Business leaders claim they have the money to buy the mural on a Fairview house and stop it being sold to an American art collector and shipped abroad.
The Save the Banksy group told art lovers last night the mural will stay where it is, thanks to millionaire businessman Hekmat Kaveh.
He told the Echo he will spend “whatever it takes” to keep the work, which depicts three GCHQ spies and has been dubbed the Spy Booth, in Cheltenham.
Painted on a house at the junction of Hewlett Road and Fairview Road, the mural had been the subject of a ‘seven-figure’ bid by an unknown collector in the United States.
David Possee, the owner of the house, wants at least £650,000 for it and the painting, according to Robin Barton, owner of the Bankrobber gallery in London who is brokering the deal to sell the Banksy.
Mr Kaveh said: “Having spoken to many people over the last few weeks, and read many comments on social media, I have concluded there is a very strong feeling about this work.
“It seems that Cheltenham generally is in support of not only retaining the Banksy in town, but in its current location, where it was clearly intended to be.”
He added the funds are subject to receiving support from a number of public bodies, including Gloucestershire Highways and Cheltenham Borough Council, to make the site of the Banksy a museum chronicling the relationship between Cheltenham and GCHQ.
“That project is still of great importance to me and I hope it is a possibility,” he added.
“Whether this is the property immediately behind the Banksy painting, or in another location, will require considerable thought, discussion and consultation with many different bodies, as well as the public.
“I do not feel I’m ready to make any particular commitments to that respect, other than giving my wholehearted support for the scheme to protect Banksy’s artwork.”
Businesswoman Angela De Souza, who is in charge of the Save the Banksy group, said: “I’m sure the whole town will extend their gratitude to Mr Kaveh for stepping in like that to prevent the loss of the artwork.”
Mr Barton said: “It’s still very much the intention of the owners to sell it to the town.
“It is turning into a bit of a nightmare for the owners and they want to sell it soon.”
Cheltenham Borough Council’s 28-day stop notice, which blocked Mr Possee from trying to remove the wall containing the painting, expired yesterday.
But Mike Redman, director of environmental and regulatory services at the council, said that because the house is a Grade II listed building, Mr Possee could face a fine or prison sentence if he carries out the work without listed building consent.

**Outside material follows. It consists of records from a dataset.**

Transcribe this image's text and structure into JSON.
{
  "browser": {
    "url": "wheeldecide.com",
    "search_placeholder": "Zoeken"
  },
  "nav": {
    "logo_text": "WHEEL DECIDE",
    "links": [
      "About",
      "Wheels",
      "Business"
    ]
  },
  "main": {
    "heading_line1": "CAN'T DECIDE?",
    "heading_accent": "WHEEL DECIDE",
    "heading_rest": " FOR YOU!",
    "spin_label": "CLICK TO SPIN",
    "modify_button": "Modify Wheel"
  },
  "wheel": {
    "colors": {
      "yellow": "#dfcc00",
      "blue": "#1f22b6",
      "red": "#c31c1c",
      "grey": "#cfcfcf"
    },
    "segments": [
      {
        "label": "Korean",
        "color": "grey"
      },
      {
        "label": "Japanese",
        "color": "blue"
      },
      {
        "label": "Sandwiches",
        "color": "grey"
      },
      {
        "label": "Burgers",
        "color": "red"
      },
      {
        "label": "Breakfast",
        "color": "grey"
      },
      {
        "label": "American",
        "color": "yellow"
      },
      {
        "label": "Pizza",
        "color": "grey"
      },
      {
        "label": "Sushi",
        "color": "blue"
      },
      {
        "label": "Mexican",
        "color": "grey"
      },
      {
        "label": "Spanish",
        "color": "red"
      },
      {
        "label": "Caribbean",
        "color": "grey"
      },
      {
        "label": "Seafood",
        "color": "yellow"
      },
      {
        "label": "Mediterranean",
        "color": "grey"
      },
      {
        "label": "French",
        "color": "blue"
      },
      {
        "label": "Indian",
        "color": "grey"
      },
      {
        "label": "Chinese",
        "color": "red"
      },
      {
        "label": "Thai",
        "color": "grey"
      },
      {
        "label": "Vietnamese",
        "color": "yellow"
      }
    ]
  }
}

He added: “The owner of the property has not been in communication with the council since the service of the stop notice to discuss his further intentions.”